By DAN Asia-Pacific’s John Lippman.
A recreational diver for 15 years and a dive professional for three with 1500+ logged dives.
The Dives & The Incident
The instructor was guiding eight certified divers on two easy reef dives. The problems commenced straight away. As the last buddy pair entered the water one went into full panic — regulator disregarded, mask thrown, thrashing and climbing onto me to stay afloat. She responded as trained: inflating his BCD, replacing his regulator and mask, and ensuring they remained connected to the boat via the tagline. The struggle on the surface lasted quite a while. She instructed the divers to get back on the boat and sit the dive out, whilst she completed the dive with the others.
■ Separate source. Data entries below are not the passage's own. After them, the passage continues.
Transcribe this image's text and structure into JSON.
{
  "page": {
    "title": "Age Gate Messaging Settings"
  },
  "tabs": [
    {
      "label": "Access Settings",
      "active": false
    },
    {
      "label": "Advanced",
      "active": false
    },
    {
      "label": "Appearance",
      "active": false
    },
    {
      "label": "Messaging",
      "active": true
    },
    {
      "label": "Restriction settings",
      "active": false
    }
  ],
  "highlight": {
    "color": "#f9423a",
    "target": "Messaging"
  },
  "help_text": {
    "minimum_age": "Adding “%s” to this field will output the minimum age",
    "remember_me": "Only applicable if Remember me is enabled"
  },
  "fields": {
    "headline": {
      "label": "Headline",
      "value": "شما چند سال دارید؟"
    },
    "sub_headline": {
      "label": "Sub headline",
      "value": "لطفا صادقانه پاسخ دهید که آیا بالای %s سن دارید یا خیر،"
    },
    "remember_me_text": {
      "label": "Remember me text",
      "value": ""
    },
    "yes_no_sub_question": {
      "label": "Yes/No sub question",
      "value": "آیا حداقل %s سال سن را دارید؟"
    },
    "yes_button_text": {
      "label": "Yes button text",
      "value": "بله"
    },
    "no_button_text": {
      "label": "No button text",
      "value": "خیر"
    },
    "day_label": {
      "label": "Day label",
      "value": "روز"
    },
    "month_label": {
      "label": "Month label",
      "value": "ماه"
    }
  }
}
The panicked diver did not participate, but his buddy proved problematic on this dive. He had no control over his buoyancy and kept crashing into the reef and the other divers. The instructor adjusted his buoyancy and administered a brief underwater scolding. She turned her head to check on the rest of the group and when she turned back he was gone. He had power-inflated himself to the surface. The instructor surfaced, told him not to leave her side for the rest of the dive and initiated a controlled descent onto a sand patch. Moments later, he was back on the surface. For the rest of the dive he continued racing to the surface or crashing uncontrollably onto the seafloor while the instructor continued ascending to help him back down or descending to lift him off the bottom.
The instructor says
Forty minutes into the dive, I began to feel a strange pain at the base of my skull. Something was wrong. I recalled the divers and signalled it was time to ascend. True to that group’s nature, two out of the six followed directions, while the other four looked at me, looked at their gauges and swam off ignoring my direction. I surfaced and left those certified divers to their own devices. As I climbed the ladder, everything looked strange, as though I was looking through someone else’s eyes. The pain was pulsing in my head. I went straight to the oxygen unit and put the mask to my face. That’s about when the tingling began. We called ahead and arranged for transportation to the hospital to be waiting for me at the dock. After much testing I was informed that I was going for a chamber ride. “Is this really happening?” was the one question that kept coming to my mind over and over again. Fortunately, DAN was with me every step of the way. Nothing is scarier than opening a huge medical bill and reading that it needs to be paid in full by the end of the month. Without DAN I would have lost everything simply because I was doing my job.
Comment from DAN Asia-Pacific’s John Lippmann
This diver is very experienced, active, fit and did not at all feel exerted on these dives. Both dives were to 9m with a 20 minute surface interval. Despite the shallow depth, a surface interval of 20 minutes is still very short. It is unlikely the diver had substantial nitrogen load, so it becomes more likely she suffered from a cerebral arterial gas embolism (CAGE), a form of decompression illness. Further supporting this is the fact the symptoms commenced in-water, which is less common. Normally, symptoms associated with DCI commence on the surface.
Back on the boat the diver initiated O2 First Aid, which was the right thing to do. It was 5-10 minutes into breathing O2 that she noticed the tingles had spread from the base of her skull down her arms, and after about 25 minutes she felt tingles in her legs. For the 40 minute boat ride back to shore, the 25 minute car trip to the hospital, whilst undergoing formalities at the hospital, and the entire time once admitted, she was breathing O2. Ultimately she underwent one 5-hour recompression treatment (US Navy Table 6), which cleared her symptoms.
The divers experience highlights the importance of appropriate O2 equipment, a good supply of O2 gas and having a trained O2 provider wherever diving is conducted. This is invaluable in reducing the severity and longevity of DCI symptoms, as well as the number of recompression treatments required.
In this case the total expenses amounted to US$28,000, which is something for uninsured diver’s to think about!”